WORK ORDER> Give the data again exactly as it appears.

EXERCISE DATA>
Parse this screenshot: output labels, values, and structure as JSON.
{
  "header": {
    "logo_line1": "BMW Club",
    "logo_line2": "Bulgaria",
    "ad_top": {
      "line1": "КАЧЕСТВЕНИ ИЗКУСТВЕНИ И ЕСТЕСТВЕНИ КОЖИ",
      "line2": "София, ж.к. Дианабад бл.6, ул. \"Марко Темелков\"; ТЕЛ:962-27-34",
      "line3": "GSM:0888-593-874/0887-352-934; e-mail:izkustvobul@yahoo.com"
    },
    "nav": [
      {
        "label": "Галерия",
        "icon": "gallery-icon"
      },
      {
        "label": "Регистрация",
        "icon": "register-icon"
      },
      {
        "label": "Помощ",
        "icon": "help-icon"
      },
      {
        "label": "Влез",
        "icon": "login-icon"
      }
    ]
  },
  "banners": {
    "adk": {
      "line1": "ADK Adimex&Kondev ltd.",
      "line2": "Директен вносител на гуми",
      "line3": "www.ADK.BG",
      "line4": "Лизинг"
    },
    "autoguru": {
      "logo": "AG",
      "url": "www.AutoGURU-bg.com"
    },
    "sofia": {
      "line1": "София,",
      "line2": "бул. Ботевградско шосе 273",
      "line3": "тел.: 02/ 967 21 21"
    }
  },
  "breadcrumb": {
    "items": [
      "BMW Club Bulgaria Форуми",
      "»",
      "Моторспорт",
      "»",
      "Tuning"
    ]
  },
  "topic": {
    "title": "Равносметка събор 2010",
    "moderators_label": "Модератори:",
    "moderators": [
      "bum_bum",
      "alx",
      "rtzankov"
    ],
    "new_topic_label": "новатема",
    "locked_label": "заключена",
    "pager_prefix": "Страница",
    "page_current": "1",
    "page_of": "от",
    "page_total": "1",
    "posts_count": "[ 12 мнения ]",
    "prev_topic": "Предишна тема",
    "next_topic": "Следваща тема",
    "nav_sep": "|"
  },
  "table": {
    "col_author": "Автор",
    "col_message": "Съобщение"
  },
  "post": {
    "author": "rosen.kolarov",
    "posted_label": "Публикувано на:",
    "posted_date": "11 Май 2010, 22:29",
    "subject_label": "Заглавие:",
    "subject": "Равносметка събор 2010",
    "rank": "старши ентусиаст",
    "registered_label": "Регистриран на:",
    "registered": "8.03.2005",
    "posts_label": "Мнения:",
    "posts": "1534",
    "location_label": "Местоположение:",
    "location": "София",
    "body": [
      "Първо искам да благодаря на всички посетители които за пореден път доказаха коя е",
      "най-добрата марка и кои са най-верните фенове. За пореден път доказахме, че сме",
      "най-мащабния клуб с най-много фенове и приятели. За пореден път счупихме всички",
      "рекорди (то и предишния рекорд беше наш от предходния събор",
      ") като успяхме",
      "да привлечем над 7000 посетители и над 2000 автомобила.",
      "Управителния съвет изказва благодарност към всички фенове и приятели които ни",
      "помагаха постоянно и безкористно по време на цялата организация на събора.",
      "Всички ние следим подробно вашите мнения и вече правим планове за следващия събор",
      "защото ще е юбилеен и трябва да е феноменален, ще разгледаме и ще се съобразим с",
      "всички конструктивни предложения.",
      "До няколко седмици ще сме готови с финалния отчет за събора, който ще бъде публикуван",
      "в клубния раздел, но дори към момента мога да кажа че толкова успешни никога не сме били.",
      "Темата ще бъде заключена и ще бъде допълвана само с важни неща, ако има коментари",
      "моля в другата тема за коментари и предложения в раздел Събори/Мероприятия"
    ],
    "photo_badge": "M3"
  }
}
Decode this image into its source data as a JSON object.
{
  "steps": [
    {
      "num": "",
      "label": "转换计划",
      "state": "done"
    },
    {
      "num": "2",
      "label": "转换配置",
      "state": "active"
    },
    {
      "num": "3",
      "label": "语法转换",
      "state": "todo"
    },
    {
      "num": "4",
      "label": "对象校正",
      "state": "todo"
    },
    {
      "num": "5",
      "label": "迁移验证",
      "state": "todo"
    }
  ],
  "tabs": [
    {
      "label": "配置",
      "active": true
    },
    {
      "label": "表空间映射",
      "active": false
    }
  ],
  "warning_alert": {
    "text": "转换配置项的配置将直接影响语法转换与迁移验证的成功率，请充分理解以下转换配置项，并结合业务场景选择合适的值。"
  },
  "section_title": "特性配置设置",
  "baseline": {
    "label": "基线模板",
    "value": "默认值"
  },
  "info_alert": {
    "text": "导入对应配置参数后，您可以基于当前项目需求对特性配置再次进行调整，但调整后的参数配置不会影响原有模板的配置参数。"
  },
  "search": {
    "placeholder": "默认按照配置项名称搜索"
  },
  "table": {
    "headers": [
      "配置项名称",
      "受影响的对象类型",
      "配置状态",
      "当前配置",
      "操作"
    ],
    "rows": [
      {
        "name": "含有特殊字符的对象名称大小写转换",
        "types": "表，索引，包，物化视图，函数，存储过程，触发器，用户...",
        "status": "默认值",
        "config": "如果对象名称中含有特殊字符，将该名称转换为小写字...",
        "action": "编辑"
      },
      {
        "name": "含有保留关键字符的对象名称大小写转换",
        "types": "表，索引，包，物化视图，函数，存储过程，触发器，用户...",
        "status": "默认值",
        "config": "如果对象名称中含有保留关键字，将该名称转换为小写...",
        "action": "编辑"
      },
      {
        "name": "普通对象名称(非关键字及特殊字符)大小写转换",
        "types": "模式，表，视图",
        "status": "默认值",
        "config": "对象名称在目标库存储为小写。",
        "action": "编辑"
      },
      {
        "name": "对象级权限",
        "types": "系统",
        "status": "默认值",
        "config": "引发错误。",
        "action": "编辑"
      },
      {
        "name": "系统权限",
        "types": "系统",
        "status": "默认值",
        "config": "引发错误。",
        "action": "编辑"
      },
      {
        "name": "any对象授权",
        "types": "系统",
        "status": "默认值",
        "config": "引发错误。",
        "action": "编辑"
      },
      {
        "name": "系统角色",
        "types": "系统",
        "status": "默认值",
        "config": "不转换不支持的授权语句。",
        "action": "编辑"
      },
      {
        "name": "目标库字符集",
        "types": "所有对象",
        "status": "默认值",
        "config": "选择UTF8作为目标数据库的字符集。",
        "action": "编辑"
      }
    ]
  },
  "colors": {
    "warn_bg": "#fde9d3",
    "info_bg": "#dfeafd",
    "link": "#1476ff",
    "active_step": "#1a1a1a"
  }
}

RESPONSE FOR THIS EXERCISE>
Parse this screenshot: output labels, values, and structure as JSON.
{
  "header": {
    "logo_line1": "BMW Club",
    "logo_line2": "Bulgaria",
    "ad_top": {
      "line1": "КАЧЕСТВЕНИ ИЗКУСТВЕНИ И ЕСТЕСТВЕНИ КОЖИ",
      "line2": "София, ж.к. Дианабад бл.6, ул. \"Марко Темелков\"; ТЕЛ:962-27-34",
      "line3": "GSM:0888-593-874/0887-352-934; e-mail:izkustvobul@yahoo.com"
    },
    "nav": [
      {
        "label": "Галерия",
        "icon": "gallery-icon"
      },
      {
        "label": "Регистрация",
        "icon": "register-icon"
      },
      {
        "label": "Помощ",
        "icon": "help-icon"
      },
      {
        "label": "Влез",
        "icon": "login-icon"
      }
    ]
  },
  "banners": {
    "adk": {
      "line1": "ADK Adimex&Kondev ltd.",
      "line2": "Директен вносител на гуми",
      "line3": "www.ADK.BG",
      "line4": "Лизинг"
    },
    "autoguru": {
      "logo": "AG",
      "url": "www.AutoGURU-bg.com"
    },
    "sofia": {
      "line1": "София,",
      "line2": "бул. Ботевградско шосе 273",
      "line3": "тел.: 02/ 967 21 21"
    }
  },
  "breadcrumb": {
    "items": [
      "BMW Club Bulgaria Форуми",
      "»",
      "Моторспорт",
      "»",
      "Tuning"
    ]
  },
  "topic": {
    "title": "Равносметка събор 2010",
    "moderators_label": "Модератори:",
    "moderators": [
      "bum_bum",
      "alx",
      "rtzankov"
    ],
    "new_topic_label": "новатема",
    "locked_label": "заключена",
    "pager_prefix": "Страница",
    "page_current": "1",
    "page_of": "от",
    "page_total": "1",
    "posts_count": "[ 12 мнения ]",
    "prev_topic": "Предишна тема",
    "next_topic": "Следваща тема",
    "nav_sep": "|"
  },
  "table": {
    "col_author": "Автор",
    "col_message": "Съобщение"
  },
  "post": {
    "author": "rosen.kolarov",
    "posted_label": "Публикувано на:",
    "posted_date": "11 Май 2010, 22:29",
    "subject_label": "Заглавие:",
    "subject": "Равносметка събор 2010",
    "rank": "старши ентусиаст",
    "registered_label": "Регистриран на:",
    "registered": "8.03.2005",
    "posts_label": "Мнения:",
    "posts": "1534",
    "location_label": "Местоположение:",
    "location": "София",
    "body": [
      "Първо искам да благодаря на всички посетители които за пореден път доказаха коя е",
      "най-добрата марка и кои са най-верните фенове. За пореден път доказахме, че сме",
      "най-мащабния клуб с най-много фенове и приятели. За пореден път счупихме всички",
      "рекорди (то и предишния рекорд беше наш от предходния събор",
      ") като успяхме",
      "да привлечем над 7000 посетители и над 2000 автомобила.",
      "Управителния съвет изказва благодарност към всички фенове и приятели които ни",
      "помагаха постоянно и безкористно по време на цялата организация на събора.",
      "Всички ние следим подробно вашите мнения и вече правим планове за следващия събор",
      "защото ще е юбилеен и трябва да е феноменален, ще разгледаме и ще се съобразим с",
      "всички конструктивни предложения.",
      "До няколко седмици ще сме готови с финалния отчет за събора, който ще бъде публикуван",
      "в клубния раздел, но дори към момента мога да кажа че толкова успешни никога не сме били.",
      "Темата ще бъде заключена и ще бъде допълвана само с важни неща, ако има коментари",
      "моля в другата тема за коментари и предложения в раздел Събори/Мероприятия"
    ],
    "photo_badge": "M3"
  }
}
Decode this image into its source data as a JSON object.
{
  "steps": [
    {
      "num": "",
      "label": "转换计划",
      "state": "done"
    },
    {
      "num": "2",
      "label": "转换配置",
      "state": "active"
    },
    {
      "num": "3",
      "label": "语法转换",
      "state": "todo"
    },
    {
      "num": "4",
      "label": "对象校正",
      "state": "todo"
    },
    {
      "num": "5",
      "label": "迁移验证",
      "state": "todo"
    }
  ],
  "tabs": [
    {
      "label": "配置",
      "active": true
    },
    {
      "label": "表空间映射",
      "active": false
    }
  ],
  "warning_alert": {
    "text": "转换配置项的配置将直接影响语法转换与迁移验证的成功率，请充分理解以下转换配置项，并结合业务场景选择合适的值。"
  },
  "section_title": "特性配置设置",
  "baseline": {
    "label": "基线模板",
    "value": "默认值"
  },
  "info_alert": {
    "text": "导入对应配置参数后，您可以基于当前项目需求对特性配置再次进行调整，但调整后的参数配置不会影响原有模板的配置参数。"
  },
  "search": {
    "placeholder": "默认按照配置项名称搜索"
  },
  "table": {
    "headers": [
      "配置项名称",
      "受影响的对象类型",
      "配置状态",
      "当前配置",
      "操作"
    ],
    "rows": [
      {
        "name": "含有特殊字符的对象名称大小写转换",
        "types": "表，索引，包，物化视图，函数，存储过程，触发器，用户...",
        "status": "默认值",
        "config": "如果对象名称中含有特殊字符，将该名称转换为小写字...",
        "action": "编辑"
      },
      {
        "name": "含有保留关键字符的对象名称大小写转换",
        "types": "表，索引，包，物化视图，函数，存储过程，触发器，用户...",
        "status": "默认值",
        "config": "如果对象名称中含有保留关键字，将该名称转换为小写...",
        "action": "编辑"
      },
      {
        "name": "普通对象名称(非关键字及特殊字符)大小写转换",
        "types": "模式，表，视图",
        "status": "默认值",
        "config": "对象名称在目标库存储为小写。",
        "action": "编辑"
      },
      {
        "name": "对象级权限",
        "types": "系统",
        "status": "默认值",
        "config": "引发错误。",
        "action": "编辑"
      },
      {
        "name": "系统权限",
        "types": "系统",
        "status": "默认值",
        "config": "引发错误。",
        "action": "编辑"
      },
      {
        "name": "any对象授权",
        "types": "系统",
        "status": "默认值",
        "config": "引发错误。",
        "action": "编辑"
      },
      {
        "name": "系统角色",
        "types": "系统",
        "status": "默认值",
        "config": "不转换不支持的授权语句。",
        "action": "编辑"
      },
      {
        "name": "目标库字符集",
        "types": "所有对象",
        "status": "默认值",
        "config": "选择UTF8作为目标数据库的字符集。",
        "action": "编辑"
      }
    ]
  },
  "colors": {
    "warn_bg": "#fde9d3",
    "info_bg": "#dfeafd",
    "link": "#1476ff",
    "active_step": "#1a1a1a"
  }
}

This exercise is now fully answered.